■ Goal of the exercise
The answer must be every line below that holds the word "title".

(Given entries Opens)

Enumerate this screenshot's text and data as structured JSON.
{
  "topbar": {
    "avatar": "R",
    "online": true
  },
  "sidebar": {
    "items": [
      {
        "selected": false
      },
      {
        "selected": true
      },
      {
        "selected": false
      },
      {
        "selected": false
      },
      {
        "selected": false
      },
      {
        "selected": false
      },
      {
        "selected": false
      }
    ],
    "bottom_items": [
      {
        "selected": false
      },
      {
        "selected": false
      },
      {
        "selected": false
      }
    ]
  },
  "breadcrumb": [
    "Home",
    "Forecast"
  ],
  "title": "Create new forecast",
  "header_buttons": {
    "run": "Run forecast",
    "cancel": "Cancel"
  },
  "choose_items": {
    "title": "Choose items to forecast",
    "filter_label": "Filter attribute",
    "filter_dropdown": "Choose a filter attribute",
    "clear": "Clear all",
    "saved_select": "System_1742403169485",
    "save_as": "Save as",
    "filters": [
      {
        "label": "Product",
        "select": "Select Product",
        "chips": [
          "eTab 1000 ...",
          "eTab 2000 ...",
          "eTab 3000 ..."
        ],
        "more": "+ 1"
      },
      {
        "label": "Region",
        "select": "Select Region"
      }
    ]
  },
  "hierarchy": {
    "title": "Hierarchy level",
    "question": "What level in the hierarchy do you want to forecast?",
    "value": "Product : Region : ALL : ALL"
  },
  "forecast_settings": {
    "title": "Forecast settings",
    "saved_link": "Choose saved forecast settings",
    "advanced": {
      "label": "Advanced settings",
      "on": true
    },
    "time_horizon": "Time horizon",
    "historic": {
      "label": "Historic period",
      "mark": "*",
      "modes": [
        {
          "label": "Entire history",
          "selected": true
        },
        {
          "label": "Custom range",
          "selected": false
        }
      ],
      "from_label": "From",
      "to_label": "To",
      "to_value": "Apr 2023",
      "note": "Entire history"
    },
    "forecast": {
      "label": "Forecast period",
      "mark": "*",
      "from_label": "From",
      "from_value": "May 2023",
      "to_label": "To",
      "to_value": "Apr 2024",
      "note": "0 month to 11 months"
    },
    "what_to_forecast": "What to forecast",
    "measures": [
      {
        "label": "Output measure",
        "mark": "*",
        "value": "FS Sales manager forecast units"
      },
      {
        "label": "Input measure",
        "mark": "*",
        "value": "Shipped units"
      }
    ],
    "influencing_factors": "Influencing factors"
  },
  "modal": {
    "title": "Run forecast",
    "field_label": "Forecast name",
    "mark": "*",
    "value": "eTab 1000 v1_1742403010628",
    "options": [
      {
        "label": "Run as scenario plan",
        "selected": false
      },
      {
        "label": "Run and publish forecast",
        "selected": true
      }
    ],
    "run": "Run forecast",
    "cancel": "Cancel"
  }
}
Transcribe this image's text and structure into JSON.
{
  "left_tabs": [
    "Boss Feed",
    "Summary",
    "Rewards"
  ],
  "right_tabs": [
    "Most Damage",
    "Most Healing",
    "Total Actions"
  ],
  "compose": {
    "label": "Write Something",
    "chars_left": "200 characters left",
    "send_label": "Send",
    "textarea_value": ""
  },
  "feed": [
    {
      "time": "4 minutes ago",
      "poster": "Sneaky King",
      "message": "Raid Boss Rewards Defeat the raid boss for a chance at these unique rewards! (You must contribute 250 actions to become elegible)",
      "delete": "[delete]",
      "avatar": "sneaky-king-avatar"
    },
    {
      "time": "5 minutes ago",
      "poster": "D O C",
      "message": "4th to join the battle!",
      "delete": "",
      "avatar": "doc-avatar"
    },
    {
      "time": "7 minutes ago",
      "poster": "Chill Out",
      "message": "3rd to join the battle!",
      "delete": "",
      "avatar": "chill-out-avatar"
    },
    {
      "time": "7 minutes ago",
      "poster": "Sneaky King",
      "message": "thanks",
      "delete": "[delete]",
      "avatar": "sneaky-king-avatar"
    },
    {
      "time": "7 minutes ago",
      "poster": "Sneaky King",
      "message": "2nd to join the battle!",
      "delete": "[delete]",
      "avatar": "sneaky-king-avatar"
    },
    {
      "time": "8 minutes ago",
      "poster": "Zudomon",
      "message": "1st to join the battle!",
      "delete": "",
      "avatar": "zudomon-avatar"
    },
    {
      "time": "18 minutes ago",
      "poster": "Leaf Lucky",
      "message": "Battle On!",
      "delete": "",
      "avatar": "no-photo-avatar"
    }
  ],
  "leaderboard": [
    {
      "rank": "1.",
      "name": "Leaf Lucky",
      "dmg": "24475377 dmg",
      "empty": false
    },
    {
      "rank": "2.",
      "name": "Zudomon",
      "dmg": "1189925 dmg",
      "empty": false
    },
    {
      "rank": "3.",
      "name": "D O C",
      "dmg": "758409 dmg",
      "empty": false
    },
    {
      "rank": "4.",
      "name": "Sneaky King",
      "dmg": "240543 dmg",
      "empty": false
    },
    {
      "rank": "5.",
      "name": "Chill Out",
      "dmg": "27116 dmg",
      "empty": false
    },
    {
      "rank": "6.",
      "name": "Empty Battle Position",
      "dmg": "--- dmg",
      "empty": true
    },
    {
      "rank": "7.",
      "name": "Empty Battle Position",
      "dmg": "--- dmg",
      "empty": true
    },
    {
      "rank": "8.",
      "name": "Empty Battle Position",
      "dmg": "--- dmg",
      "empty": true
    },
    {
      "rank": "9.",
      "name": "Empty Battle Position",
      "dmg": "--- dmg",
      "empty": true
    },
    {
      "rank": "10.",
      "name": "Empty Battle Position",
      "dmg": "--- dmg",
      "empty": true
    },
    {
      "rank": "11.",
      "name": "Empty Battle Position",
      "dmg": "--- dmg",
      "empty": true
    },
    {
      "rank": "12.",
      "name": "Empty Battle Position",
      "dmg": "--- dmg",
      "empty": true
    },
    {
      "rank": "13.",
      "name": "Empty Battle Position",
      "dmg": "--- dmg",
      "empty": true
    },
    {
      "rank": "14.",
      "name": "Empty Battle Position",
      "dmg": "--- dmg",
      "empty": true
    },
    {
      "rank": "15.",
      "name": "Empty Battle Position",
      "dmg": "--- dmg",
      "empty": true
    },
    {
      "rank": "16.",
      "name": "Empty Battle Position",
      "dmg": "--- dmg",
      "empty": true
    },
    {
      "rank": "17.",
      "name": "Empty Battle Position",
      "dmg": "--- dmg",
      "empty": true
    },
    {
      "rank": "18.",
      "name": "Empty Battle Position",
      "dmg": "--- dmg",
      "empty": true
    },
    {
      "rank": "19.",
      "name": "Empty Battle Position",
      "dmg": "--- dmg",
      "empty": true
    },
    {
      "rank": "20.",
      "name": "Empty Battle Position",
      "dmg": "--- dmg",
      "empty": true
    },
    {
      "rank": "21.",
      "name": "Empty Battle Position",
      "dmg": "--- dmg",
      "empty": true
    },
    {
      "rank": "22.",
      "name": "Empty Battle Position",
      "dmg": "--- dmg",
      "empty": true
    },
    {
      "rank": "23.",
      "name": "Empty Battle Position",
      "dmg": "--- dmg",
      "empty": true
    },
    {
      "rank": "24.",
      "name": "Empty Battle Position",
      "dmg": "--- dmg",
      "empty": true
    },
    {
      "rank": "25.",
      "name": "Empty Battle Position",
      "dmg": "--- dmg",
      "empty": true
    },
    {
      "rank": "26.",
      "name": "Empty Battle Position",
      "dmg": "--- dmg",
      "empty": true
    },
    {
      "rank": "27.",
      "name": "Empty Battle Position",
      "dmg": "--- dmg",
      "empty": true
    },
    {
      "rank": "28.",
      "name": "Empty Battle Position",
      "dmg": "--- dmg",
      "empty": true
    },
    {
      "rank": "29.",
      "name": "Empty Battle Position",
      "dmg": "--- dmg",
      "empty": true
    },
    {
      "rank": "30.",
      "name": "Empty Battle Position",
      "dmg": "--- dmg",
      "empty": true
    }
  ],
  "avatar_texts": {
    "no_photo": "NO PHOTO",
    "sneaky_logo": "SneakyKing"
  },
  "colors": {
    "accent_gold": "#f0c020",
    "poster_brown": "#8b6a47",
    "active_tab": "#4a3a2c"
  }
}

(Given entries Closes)

■ Task answer
  "title": "Create new forecast",
    "title": "Choose items to forecast",
    "title": "Hierarchy level",
    "title": "Forecast settings",
    "title": "Run forecast",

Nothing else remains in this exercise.